In regard to that very low dispute rate involving completed registrations of domains that triggered generations of a Claims Notice, the Report suggests possible reasons: There are several possible reasons why the dispute rate on Claims Service notifications is so low. First, bad-faith registrations may be largely abandoned when a Claims Service notification is received, so very few domains are registered that trademark holders would wish to dispute. Second, there may be a lag between the time a domain is registered and discovered by a trademark holder and when a dispute is filed, causing us to see some registrations as non-disputed when they may become disputed in the future (i.e., we do not observe a dispute in the dispute data because it is limited to disputes that occurred before the end of 2015). Third, trademark holders may be generally less concerned by the domain registrations in the Claims Service data, either because the domain names are low-priority for disputes or because exact match registrations made in new gTLDs are less threatening to trademark holders than registrations in legacy TLDs like .com.
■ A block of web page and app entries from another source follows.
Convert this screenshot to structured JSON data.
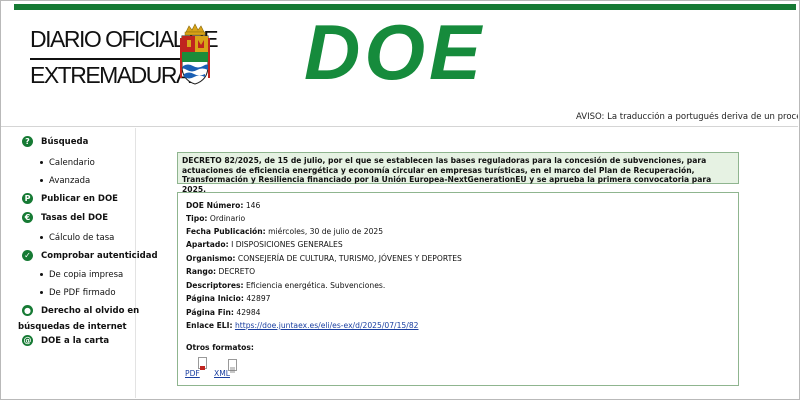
{
  "header": {
    "logo_line1": "DIARIO OFICIAL DE",
    "logo_line2": "EXTREMADURA",
    "brand": "DOE",
    "aviso": "AVISO: La traducción a portugués deriva de un proceso automático"
  },
  "nav": {
    "busqueda": "Búsqueda",
    "calendario": "Calendario",
    "avanzada": "Avanzada",
    "publicar": "Publicar en DOE",
    "tasas": "Tasas del DOE",
    "calculo": "Cálculo de tasa",
    "comprobar": "Comprobar autenticidad",
    "copia_impresa": "De copia impresa",
    "pdf_firmado": "De PDF firmado",
    "olvido_line1": "Derecho al olvido en",
    "olvido_line2": "búsquedas de internet",
    "carta": "DOE a la carta"
  },
  "decreto_title": "DECRETO 82/2025, de 15 de julio, por el que se establecen las bases reguladoras para la concesión de subvenciones, para actuaciones de eficiencia energética y economía circular en empresas turísticas, en el marco del Plan de Recuperación, Transformación y Resiliencia financiado por la Unión Europea-NextGenerationEU y se aprueba la primera convocatoria para 2025.",
  "details": {
    "numero_label": "DOE Número:",
    "numero": "146",
    "tipo_label": "Tipo:",
    "tipo": "Ordinario",
    "fecha_label": "Fecha Publicación:",
    "fecha": "miércoles, 30 de julio de 2025",
    "apartado_label": "Apartado:",
    "apartado": "I DISPOSICIONES GENERALES",
    "organismo_label": "Organismo:",
    "organismo": "CONSEJERÍA DE CULTURA, TURISMO, JÓVENES Y DEPORTES",
    "rango_label": "Rango:",
    "rango": "DECRETO",
    "descriptores_label": "Descriptores:",
    "descriptores": "Eficiencia energética. Subvenciones.",
    "pag_inicio_label": "Página Inicio:",
    "pag_inicio": "42897",
    "pag_fin_label": "Página Fin:",
    "pag_fin": "42984",
    "eli_label": "Enlace ELI:",
    "eli": "https://doe.juntaex.es/eli/es-ex/d/2025/07/15/82",
    "otros_label": "Otros formatos:",
    "pdf": "PDF",
    "xml": "XML"
  },
  "colors": {
    "brand_green": "#168b3c",
    "title_bg": "#e6f2e3",
    "border": "#8fb58f",
    "link": "#1a3fa0"
  }
}
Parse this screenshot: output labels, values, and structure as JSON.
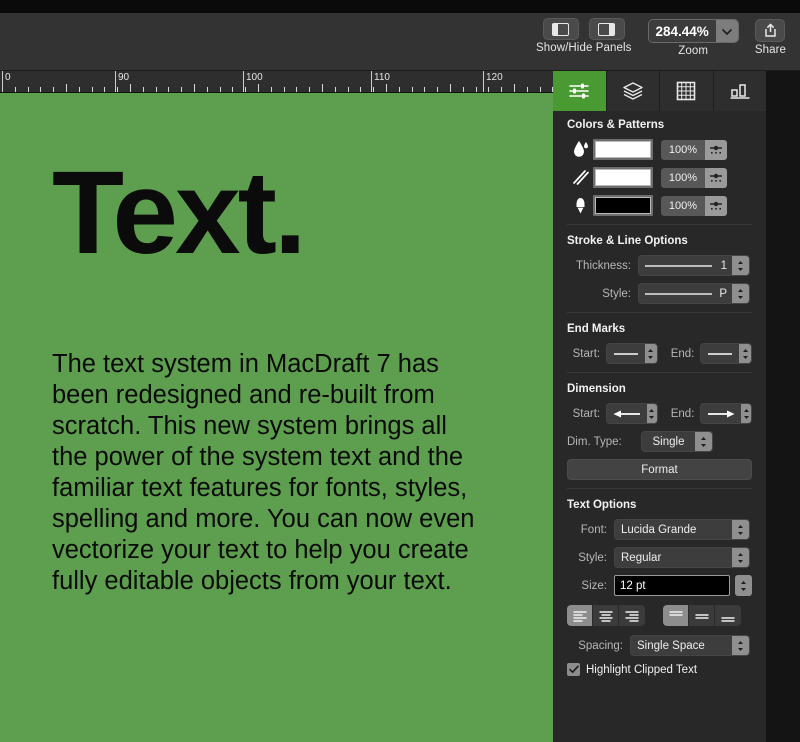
{
  "toolbar": {
    "panels": {
      "label": "Show/Hide Panels",
      "left_icon": "panel-left-icon",
      "right_icon": "panel-right-icon"
    },
    "zoom": {
      "label": "Zoom",
      "value": "284.44%",
      "dropdown_icon": "chevron-down-icon"
    },
    "share": {
      "label": "Share",
      "icon": "share-icon"
    }
  },
  "ruler": {
    "labels": [
      "0",
      "90",
      "100",
      "110",
      "120"
    ],
    "positions": [
      2,
      115,
      243,
      371,
      483
    ]
  },
  "canvas": {
    "background": "#5e9e4f",
    "title": "Text.",
    "body": "The text system in MacDraft 7 has been redesigned and re-built from scratch. This new system brings all the power of the system text and the familiar text features for fonts, styles, spelling and more. You can now even vectorize your text to help you create fully editable objects from your text."
  },
  "inspector": {
    "accent": "#4a9a33",
    "tabs": [
      {
        "name": "tab-attributes",
        "icon": "sliders-icon",
        "active": true
      },
      {
        "name": "tab-layers",
        "icon": "layers-icon",
        "active": false
      },
      {
        "name": "tab-grid",
        "icon": "grid-icon",
        "active": false
      },
      {
        "name": "tab-chart",
        "icon": "chart-icon",
        "active": false
      }
    ],
    "colors_patterns": {
      "title": "Colors & Patterns",
      "rows": [
        {
          "icon": "fill-droplet-icon",
          "swatch": "#ffffff",
          "opacity": "100%",
          "menu_icon": "pattern-menu-icon"
        },
        {
          "icon": "pattern-lines-icon",
          "swatch": "#ffffff",
          "opacity": "100%",
          "menu_icon": "pattern-menu-icon"
        },
        {
          "icon": "pen-nib-icon",
          "swatch": "#000000",
          "opacity": "100%",
          "menu_icon": "pattern-menu-icon"
        }
      ]
    },
    "stroke": {
      "title": "Stroke & Line Options",
      "thickness_label": "Thickness:",
      "thickness_value": "1",
      "style_label": "Style:",
      "style_value": "P"
    },
    "end_marks": {
      "title": "End Marks",
      "start_label": "Start:",
      "start_icon": "plain-line-icon",
      "end_label": "End:",
      "end_icon": "plain-line-icon"
    },
    "dimension": {
      "title": "Dimension",
      "start_label": "Start:",
      "start_icon": "arrow-left-icon",
      "end_label": "End:",
      "end_icon": "arrow-right-icon",
      "dim_type_label": "Dim. Type:",
      "dim_type_value": "Single",
      "format_button": "Format"
    },
    "text_options": {
      "title": "Text Options",
      "font_label": "Font:",
      "font_value": "Lucida Grande",
      "style_label": "Style:",
      "style_value": "Regular",
      "size_label": "Size:",
      "size_value": "12 pt",
      "align_horizontal": [
        {
          "name": "align-left-button",
          "icon": "align-left-icon",
          "active": true
        },
        {
          "name": "align-center-button",
          "icon": "align-center-icon",
          "active": false
        },
        {
          "name": "align-right-button",
          "icon": "align-right-icon",
          "active": false
        }
      ],
      "align_vertical": [
        {
          "name": "valign-top-button",
          "icon": "valign-top-icon",
          "active": true
        },
        {
          "name": "valign-middle-button",
          "icon": "valign-middle-icon",
          "active": false
        },
        {
          "name": "valign-bottom-button",
          "icon": "valign-bottom-icon",
          "active": false
        }
      ],
      "spacing_label": "Spacing:",
      "spacing_value": "Single Space",
      "highlight_clipped_label": "Highlight Clipped Text",
      "highlight_clipped_checked": true
    }
  }
}
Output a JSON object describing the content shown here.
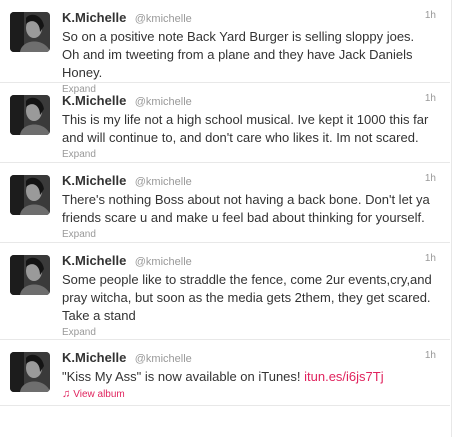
{
  "tweets": [
    {
      "fullname": "K.Michelle",
      "username": "@kmichelle",
      "time": "1h",
      "text": "So on a positive note Back Yard Burger is selling sloppy joes. Oh and im tweeting from a plane and they have Jack Daniels Honey.",
      "action": "Expand"
    },
    {
      "fullname": "K.Michelle",
      "username": "@kmichelle",
      "time": "1h",
      "text": "This is my life not a high school musical. Ive kept it 1000 this far and will continue to, and don't care who likes it. Im not scared.",
      "action": "Expand"
    },
    {
      "fullname": "K.Michelle",
      "username": "@kmichelle",
      "time": "1h",
      "text": "There's nothing Boss about not having a back bone. Don't let ya friends scare u and make u feel bad about thinking for yourself.",
      "action": "Expand"
    },
    {
      "fullname": "K.Michelle",
      "username": "@kmichelle",
      "time": "1h",
      "text": "Some people like to straddle the fence, come 2ur events,cry,and pray witcha, but soon as the media gets 2them, they get scared. Take a stand",
      "action": "Expand"
    },
    {
      "fullname": "K.Michelle",
      "username": "@kmichelle",
      "time": "1h",
      "text": "\"Kiss My Ass\" is now available on iTunes! ",
      "link": "itun.es/i6js7Tj",
      "action": "View album",
      "action_icon": "music-note-icon"
    }
  ],
  "colors": {
    "link": "#e0245e",
    "muted": "#999999",
    "text": "#333333"
  }
}
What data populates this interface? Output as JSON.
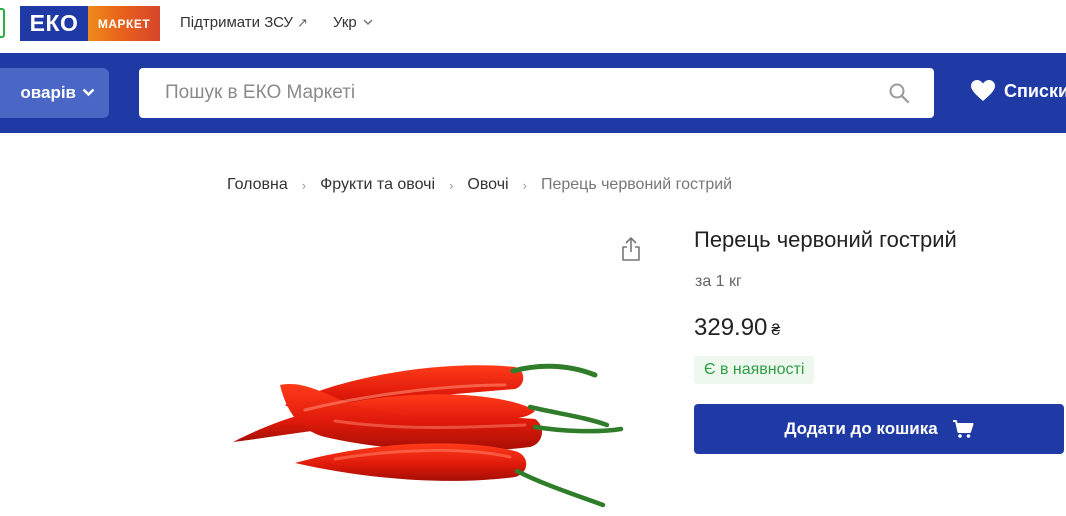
{
  "topbar": {
    "logo_eko": "ЕКО",
    "logo_market": "МАРКЕТ",
    "support_label": "Підтримати ЗСУ",
    "support_icon": "external-arrow-icon",
    "lang_label": "Укр"
  },
  "header": {
    "catalog_label": "оварів",
    "search_placeholder": "Пошук в ЕКО Маркеті",
    "lists_label": "Списки"
  },
  "breadcrumb": [
    "Головна",
    "Фрукти та овочі",
    "Овочі",
    "Перець червоний гострий"
  ],
  "product": {
    "title": "Перець червоний гострий",
    "unit": "за 1 кг",
    "price": "329.90",
    "currency": "₴",
    "stock": "Є в наявності",
    "add_to_cart": "Додати до кошика"
  },
  "colors": {
    "brand_blue": "#1f3aa4",
    "catalog_blue": "#4a67c6",
    "stock_green": "#2e9e45"
  }
}
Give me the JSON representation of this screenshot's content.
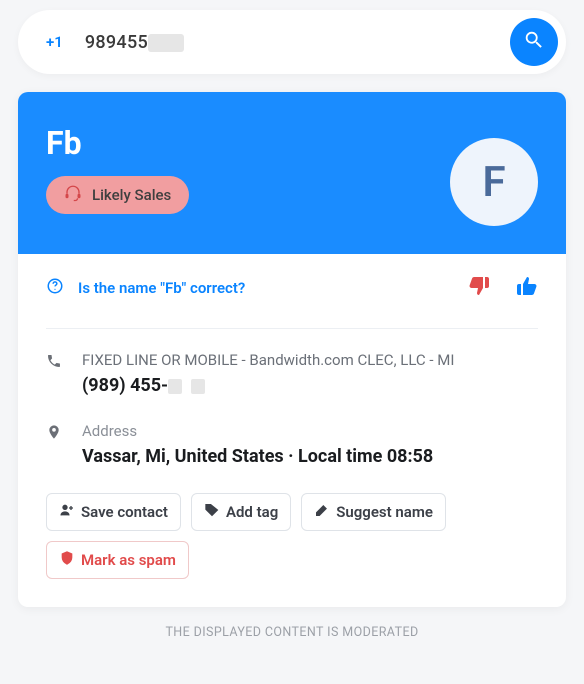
{
  "search": {
    "country_code": "+1",
    "value_visible": "989455",
    "placeholder": ""
  },
  "profile": {
    "name": "Fb",
    "avatar_initial": "F",
    "badge": {
      "label": "Likely Sales",
      "icon": "headset-icon"
    }
  },
  "name_check": {
    "prompt": "Is the name \"Fb\" correct?"
  },
  "phone": {
    "carrier": "FIXED LINE OR MOBILE - Bandwidth.com CLEC, LLC - MI",
    "number_visible": "(989) 455-"
  },
  "address": {
    "label": "Address",
    "value": "Vassar, Mi, United States · Local time 08:58"
  },
  "actions": {
    "save": "Save contact",
    "add_tag": "Add tag",
    "suggest_name": "Suggest name",
    "mark_spam": "Mark as spam"
  },
  "footer": "THE DISPLAYED CONTENT IS MODERATED"
}
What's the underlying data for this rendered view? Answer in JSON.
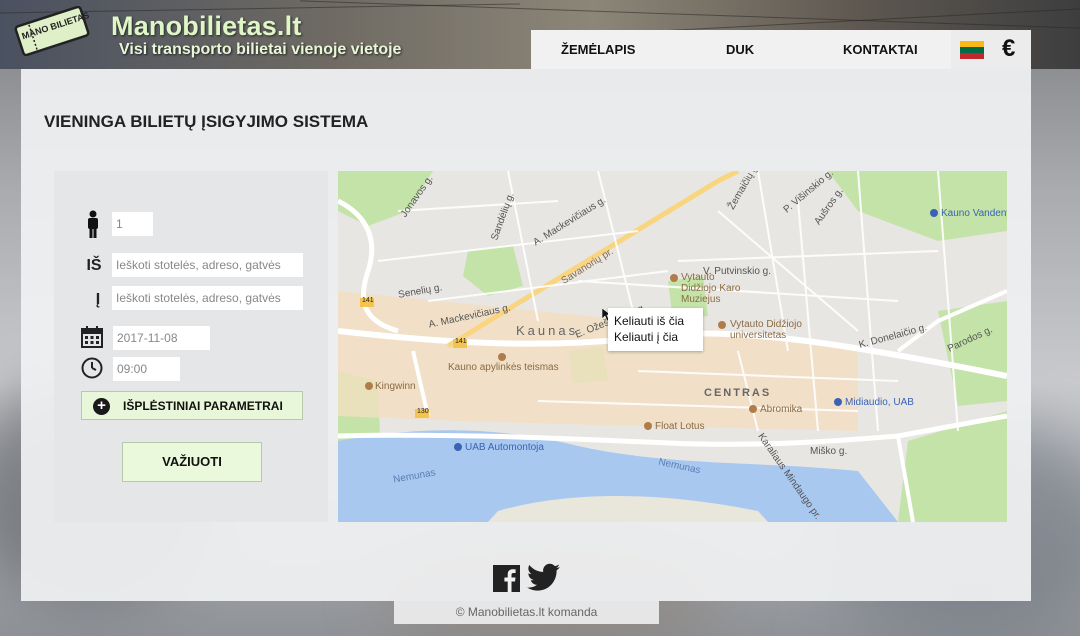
{
  "header": {
    "logo_text": "MANO BILIETAS",
    "site_title": "Manobilietas.lt",
    "tagline": "Visi transporto bilietai vienoje vietoje",
    "nav": [
      {
        "label": "ŽEMĖLAPIS"
      },
      {
        "label": "DUK"
      },
      {
        "label": "KONTAKTAI"
      }
    ],
    "currency_symbol": "€",
    "flag_colors": [
      "#fdb913",
      "#006a44",
      "#c1272d"
    ]
  },
  "main": {
    "page_title": "VIENINGA BILIETŲ ĮSIGYJIMO SISTEMA",
    "form": {
      "passengers_value": "1",
      "from_label": "IŠ",
      "from_placeholder": "Ieškoti stotelės, adreso, gatvės",
      "to_label": "Į",
      "to_placeholder": "Ieškoti stotelės, adreso, gatvės",
      "date_value": "2017-11-08",
      "time_value": "09:00",
      "extended_params_label": "IŠPLĖSTINIAI PARAMETRAI",
      "submit_label": "VAŽIUOTI"
    },
    "map": {
      "context_menu": [
        "Keliauti iš čia",
        "Keliauti į čia"
      ],
      "city": "Kaunas",
      "district": "CENTRAS",
      "streets": [
        "Jonavos g.",
        "Savanorių pr.",
        "A. Mackevičiaus g.",
        "Senelių g.",
        "Sandėlių g.",
        "Žemaičių g.",
        "P. Višinskio g.",
        "Aušros g.",
        "Kauno Vandenys",
        "V. Putvinskio g.",
        "A. Mackevičiaus g.",
        "E. Ožeškienės g.",
        "Nemunas",
        "Neris",
        "Karaliaus Mindaugo pr.",
        "Miško g.",
        "K. Donelaičio g.",
        "Parodos g."
      ],
      "pois": [
        "Vytauto Didžiojo Karo Muziejus",
        "Vytauto Didžiojo universitetas",
        "Kauno apylinkės teismas",
        "Kingwinn",
        "Abromika",
        "Float Lotus"
      ],
      "pois_blue": [
        "UAB Automontoja",
        "Midiaudio, UAB",
        "Kauno Vandenys"
      ],
      "road_numbers": [
        "141",
        "141",
        "130"
      ]
    }
  },
  "footer": {
    "social_icons": [
      "facebook-icon",
      "twitter-icon"
    ],
    "copyright_symbol": "©",
    "copyright_text": "Manobilietas.lt komanda"
  }
}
To evaluate whether the first explanation explains our results, we would need information on the domain names that were attempted in abandoned registrations. However, the Claims Service data only contain domain names for completed registrations. Therefore, we are unable to evaluate the characteristics of abandoned registration attempts. I have been concerned since Spring 2015 that receipt of a highly legalistic Claims Notice may have scared off potential new gTLD registrants with no infringing intent but who are not sophisticated about trademark law, writing at that time: No doubt there have been attempts by intentional cybersquatters to register trademarked names that have been effectively deterred when they received a Claims Notice and realized that the trademark owner would be notified of the domain registration immediately and might well take some form of legal response. But there also may have been lots of potential registrants for non-infringing uses of short and meaningful generic dictionary words as domain labels who were spooked enough when they received the Claims Notice to abandon the registration. While the Claims Notice does provide a prospective registrant with information regarding the Jurisdiction where the trademark is registered and the class of Goods and Services that the trademark covers, most prospective registrants of non-infringing domains are not well versed in trademark law, don’t want to have to spend money to consult a lawyer to see if their registration will be infringing or not, and don’t want to risk being hit with a cease-and-desist letter, UDRP or URS filing, or a trademark infringement lawsuit. The same could be true even for potential registrants well versed in trademark law who simply don’t wish to expose themselves to a potential legal action, regardless of its merits — especially since continuing on to registration after receipt of the Notice might be alleged to constitute proof of bad faith registration…the TMCH has almost surely been quite effective in deterring infringing domain registrations at new gTLDs. But it appears to also have been a substantial damper on total new gTLD domain registrations. The unanswered question is how big of a headwind it has been. The RPM Review WG may well try to find a more definitive answer to that question, and one promising area of inquiry is finding out what relevant data may lie outside of the TMCH in any records of attempted and abandoned registrations held by registrars. The WG may also consider making the language of the Claims Notice more understandable and less intimidating for the domain purchasing general public. Overall, the Report provides much useful data and analysis for the Working Group’s further consideration, as it proceeds to comprehensively review the new gTLD PRMs and considers whether to recommend any modifications of them. This article by Philip Corwin from the Internet Commerce Association was sourced with permission from: www.internetcommerce.org/tmch-review-recommends-status-quo/